Jacob, uttering his last words before he expires, condemns the brothers and condemns their violence, accusing them of unjustly murdering the people in Shechem, and coincidentally, of conspiring to get rid of Joseph. He curses their rage and their wrath, and says that he will separate them within Jacob and disperse them in Israel.

As we know, when the tribes of Israel entered the land of Canaan, they were all eventually given patrimony, tribal territories in the land of Israel, with the exception of the tribes of Shimon and Levi. Levi, being the clergy of Israel that served in the Holy Temple, had no patrimony, but were given forty-two Levite cities plus six cities of Refuge throughout the country, dispersed among the other tribes. The tribe of Shimon, however, never received its own land. Instead, the families of Shimon dwelt within the land of the strongest tribe, the leadership tribe of Judah, as if the tribe of Shimon had to be under the thumb of the authorities at all times.

It is odd that of all the twelve tribes, the zealous tribe of Levi is singled out and designated to serve as the religious leaders of Israel. On the other hand, the tribe of Shimon is put down, relegated to perhaps the lowest position of all the tribes. While Shimon and Levi were both zealous, their fates were quite different.

Perhaps the patriarch Jacob was saying, “Zealotry is an extremely dangerous passion. As we see in Shechem, zealotry can be terribly destructive, even though the basic intentions were indeed constructive. These two boys of mine must be watched and controlled.” It seems as if Jacob is saying that Shimon’s zealotry is not only genetic, but perfidious. He is a lost cause, and that unless he is kept under the watchful eye of the great leader Judah, he is likely to unexpectedly erupt and cause untold harm and destruction. Therefore, never ever grant the tribe of Shimon any temporal power.

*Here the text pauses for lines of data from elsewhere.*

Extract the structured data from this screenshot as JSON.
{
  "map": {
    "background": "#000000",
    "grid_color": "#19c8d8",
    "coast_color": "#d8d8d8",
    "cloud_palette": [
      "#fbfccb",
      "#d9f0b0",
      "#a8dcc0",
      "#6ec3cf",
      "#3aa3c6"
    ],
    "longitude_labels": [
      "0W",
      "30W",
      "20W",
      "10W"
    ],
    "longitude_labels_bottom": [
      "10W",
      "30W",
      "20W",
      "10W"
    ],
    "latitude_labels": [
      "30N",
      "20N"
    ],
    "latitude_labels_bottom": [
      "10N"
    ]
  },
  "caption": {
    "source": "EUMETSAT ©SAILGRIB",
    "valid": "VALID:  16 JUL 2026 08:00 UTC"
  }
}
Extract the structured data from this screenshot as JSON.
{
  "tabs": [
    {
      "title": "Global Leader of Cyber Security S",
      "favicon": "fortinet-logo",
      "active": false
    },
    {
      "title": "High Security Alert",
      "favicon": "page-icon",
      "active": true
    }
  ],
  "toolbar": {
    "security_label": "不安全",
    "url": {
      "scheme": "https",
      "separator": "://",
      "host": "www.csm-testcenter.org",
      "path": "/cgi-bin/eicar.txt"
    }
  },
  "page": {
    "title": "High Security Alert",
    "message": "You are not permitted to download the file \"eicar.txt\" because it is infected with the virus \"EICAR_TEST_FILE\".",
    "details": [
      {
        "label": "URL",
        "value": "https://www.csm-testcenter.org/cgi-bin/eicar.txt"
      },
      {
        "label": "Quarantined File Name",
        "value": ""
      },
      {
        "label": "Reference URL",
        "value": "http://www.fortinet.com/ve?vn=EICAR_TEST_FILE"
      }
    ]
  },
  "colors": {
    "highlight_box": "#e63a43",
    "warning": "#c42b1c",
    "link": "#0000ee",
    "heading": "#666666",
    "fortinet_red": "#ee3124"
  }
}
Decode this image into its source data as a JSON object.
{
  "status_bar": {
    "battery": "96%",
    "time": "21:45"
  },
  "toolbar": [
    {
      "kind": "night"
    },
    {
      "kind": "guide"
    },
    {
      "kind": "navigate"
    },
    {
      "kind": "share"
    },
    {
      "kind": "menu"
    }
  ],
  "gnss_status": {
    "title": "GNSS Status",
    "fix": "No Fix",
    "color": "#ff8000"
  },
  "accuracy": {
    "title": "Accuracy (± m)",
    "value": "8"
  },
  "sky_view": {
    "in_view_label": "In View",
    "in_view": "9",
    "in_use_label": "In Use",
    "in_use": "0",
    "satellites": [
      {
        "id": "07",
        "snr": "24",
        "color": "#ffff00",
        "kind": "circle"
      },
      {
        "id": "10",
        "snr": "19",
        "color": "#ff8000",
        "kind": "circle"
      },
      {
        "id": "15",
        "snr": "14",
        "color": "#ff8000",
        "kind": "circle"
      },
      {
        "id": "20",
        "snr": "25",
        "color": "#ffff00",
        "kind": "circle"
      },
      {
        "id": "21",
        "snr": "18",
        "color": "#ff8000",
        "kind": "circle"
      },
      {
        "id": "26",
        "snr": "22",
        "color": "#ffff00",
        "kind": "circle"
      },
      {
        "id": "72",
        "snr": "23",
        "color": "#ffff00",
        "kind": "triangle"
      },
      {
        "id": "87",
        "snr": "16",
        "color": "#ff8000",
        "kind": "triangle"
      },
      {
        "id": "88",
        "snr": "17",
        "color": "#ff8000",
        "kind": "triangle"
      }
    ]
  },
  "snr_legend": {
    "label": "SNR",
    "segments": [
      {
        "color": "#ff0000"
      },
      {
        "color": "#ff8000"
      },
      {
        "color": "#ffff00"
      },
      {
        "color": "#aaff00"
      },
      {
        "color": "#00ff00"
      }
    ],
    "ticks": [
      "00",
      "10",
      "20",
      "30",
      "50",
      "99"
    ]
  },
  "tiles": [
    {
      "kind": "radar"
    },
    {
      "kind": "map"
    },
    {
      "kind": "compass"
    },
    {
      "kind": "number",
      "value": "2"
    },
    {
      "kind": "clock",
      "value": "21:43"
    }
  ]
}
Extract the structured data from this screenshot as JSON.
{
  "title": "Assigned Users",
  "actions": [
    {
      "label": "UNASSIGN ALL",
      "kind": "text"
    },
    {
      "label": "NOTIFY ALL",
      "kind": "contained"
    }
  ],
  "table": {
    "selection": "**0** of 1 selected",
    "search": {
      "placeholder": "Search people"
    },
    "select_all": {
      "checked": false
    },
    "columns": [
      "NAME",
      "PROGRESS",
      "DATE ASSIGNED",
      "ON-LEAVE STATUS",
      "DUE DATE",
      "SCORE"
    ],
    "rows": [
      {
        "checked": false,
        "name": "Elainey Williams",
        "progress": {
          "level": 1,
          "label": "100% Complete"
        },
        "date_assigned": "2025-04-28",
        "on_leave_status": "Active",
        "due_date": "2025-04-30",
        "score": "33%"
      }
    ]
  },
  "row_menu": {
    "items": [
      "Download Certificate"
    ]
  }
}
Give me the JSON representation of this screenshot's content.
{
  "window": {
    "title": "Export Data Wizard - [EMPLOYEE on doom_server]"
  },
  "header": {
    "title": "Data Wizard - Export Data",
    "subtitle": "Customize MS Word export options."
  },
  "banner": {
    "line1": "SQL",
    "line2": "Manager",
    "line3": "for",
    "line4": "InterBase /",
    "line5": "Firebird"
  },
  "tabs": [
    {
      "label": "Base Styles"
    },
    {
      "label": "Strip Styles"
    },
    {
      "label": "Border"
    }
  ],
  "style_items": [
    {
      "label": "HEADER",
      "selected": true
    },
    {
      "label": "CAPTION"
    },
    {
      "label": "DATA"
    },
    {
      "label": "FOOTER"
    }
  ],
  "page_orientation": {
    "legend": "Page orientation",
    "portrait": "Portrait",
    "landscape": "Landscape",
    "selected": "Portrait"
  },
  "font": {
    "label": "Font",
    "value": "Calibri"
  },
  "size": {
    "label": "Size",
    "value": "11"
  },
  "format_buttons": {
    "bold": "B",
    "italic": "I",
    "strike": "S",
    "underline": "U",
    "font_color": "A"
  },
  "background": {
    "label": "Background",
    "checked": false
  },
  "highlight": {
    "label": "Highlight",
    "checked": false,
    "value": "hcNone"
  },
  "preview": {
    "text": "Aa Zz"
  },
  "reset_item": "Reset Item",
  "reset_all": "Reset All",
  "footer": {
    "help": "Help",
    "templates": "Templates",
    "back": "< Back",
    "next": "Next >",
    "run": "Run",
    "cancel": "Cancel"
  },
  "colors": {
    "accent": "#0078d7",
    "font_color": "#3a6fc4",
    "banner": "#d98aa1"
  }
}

On the other hand, Jacob feels that Levi’s zealotry was of a different sort, one that can be directed to a positive end. Yes, never give Levi temporal power, but in the spiritual realm there is room for “positive” zealotry.

I have often said that, if parents would like their children to grow up to be a moderate and balanced, given the blandishments of contemporary society, they must aim to be passionate, “fanatic” if you will, about their beliefs. If parents aim to be moderate in their beliefs, those children will grow up with weak convictions. If parents lack commitment in their own beliefs, they may very well wind up with Episcopalian grandchildren! Although there is such a thing as going overboard in the name of religion, when it comes to religious training, there is no such thing as over-dosing. Perhaps this is what Jacob is saying: Give the Levites the religious leadership, allow them to sublimate their destructive passions by expressing them as constructive religious passions, but don’t dare give them political or temporal powers. If they practice their spiritual leadership properly, than their zealotry can be a true and valid source of inspiration for my people.

The story of the rape of Dinah is surely a most intriguing way for the Torah to convey a very powerful message about passions, control and zealotry.

May you be blessed.